740.0011 European War 1939/31369: Telegram
The Chargé in the Soviet Union (Hamilton) to the Secretary of State
[Received October 1—11:20 a.m.]
1503. Personal for the Secretary. The British Ambassador asked to see me this afternoon and outlined to me a telegram which he is sending Eden commenting on the Soviet Government’s reply to the suggestions put forth by the British Government as to an agenda for the forthcoming three-power conference. The British Ambassador showed me the Soviet Government’s reply to the British Government which corresponds to statements contained in Soviet Government’s reply to the American Government,40 of which Molotov sent me a [Page 536] copy. The British Ambassador is stating to his Government that at first blush the Soviet Government’s emphasis on discussing the question of the second front might create an impression that the Soviet Government wishes to cause the plan for the conference to be abandoned but that he does not feel that this is an accurate interpretation of Soviet reply. He feels that the Soviet Government will insist on discussion of the second front issue; that the discussion will be preparatory to the meeting later of the Heads of Government; that the British Government should be prepared to discuss the issue at the forthcoming meeting of Foreign Ministers; and that the best way to do this will be for the British Government to augment the military representation on its delegation so that such representatives may set forth fully the factors which are in the judgment of their Government pertinent to the issue.

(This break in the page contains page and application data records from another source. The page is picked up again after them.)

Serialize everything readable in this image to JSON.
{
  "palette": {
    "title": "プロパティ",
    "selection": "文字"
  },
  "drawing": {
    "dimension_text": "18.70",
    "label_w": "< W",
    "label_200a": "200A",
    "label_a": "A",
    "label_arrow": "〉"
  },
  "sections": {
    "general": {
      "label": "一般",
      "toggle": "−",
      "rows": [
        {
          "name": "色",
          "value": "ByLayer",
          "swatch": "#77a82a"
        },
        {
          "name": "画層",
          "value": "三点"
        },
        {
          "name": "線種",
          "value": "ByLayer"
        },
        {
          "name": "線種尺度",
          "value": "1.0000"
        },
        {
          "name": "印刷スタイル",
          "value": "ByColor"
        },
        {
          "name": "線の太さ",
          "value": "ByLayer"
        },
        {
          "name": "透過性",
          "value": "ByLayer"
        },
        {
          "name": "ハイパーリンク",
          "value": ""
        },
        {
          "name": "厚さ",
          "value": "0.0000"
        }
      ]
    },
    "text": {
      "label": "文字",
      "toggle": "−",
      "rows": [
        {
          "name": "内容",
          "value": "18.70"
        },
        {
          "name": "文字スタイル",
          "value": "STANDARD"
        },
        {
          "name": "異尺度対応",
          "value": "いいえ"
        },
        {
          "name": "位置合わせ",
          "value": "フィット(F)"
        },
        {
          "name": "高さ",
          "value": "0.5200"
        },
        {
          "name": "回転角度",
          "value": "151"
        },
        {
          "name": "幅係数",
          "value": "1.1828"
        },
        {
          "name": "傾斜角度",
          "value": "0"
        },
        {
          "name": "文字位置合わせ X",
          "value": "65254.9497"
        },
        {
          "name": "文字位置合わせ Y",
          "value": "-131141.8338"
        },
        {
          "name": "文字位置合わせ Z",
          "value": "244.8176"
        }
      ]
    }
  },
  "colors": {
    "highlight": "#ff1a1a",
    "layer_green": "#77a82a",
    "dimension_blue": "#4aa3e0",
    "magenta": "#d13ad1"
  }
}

With regard to the Soviet Government’s request of the British Government that it put forth definite proposals for the implementation of suggested topics which the British Government has listed in its proposed agenda, the British Ambassador is recommending to his Government that it reply that in view of the shortness of time it may not be practicable to evolve precise proposals on all subjects but that the British Government will do the best it can. The British Ambassador stated that he had in mind recommending also that his Government suggest to the Soviet Government that it would be helpful if the Soviet Government would state what proposals it had in mind on the various subjects mentioned by the British Government. The British Ambassador is also suggesting that his Government might point out to the Soviet Government that the basic idea of the conference is to have a round-table discussion and interchange of views with the objective of working out common solutions to various problems in which all three of the Governments are concerned.
In reply to the British Ambassador’s inquiry, I said that my initial reaction was that the Soviet Government should be informed that the second front issue did not properly fall within the scope of the forthcoming conference but that on further consideration it seemed to me that the British Ambassador’s suggestions were sound. I added that obviously we did not wish to encourage any false hope in the mind of the Soviet Government in reference to any decisions which our Governments might take or might have taken but that the best way of attempting to convince the Soviet Government of the soundness of our position would be to have a full and frank discussion of the matter.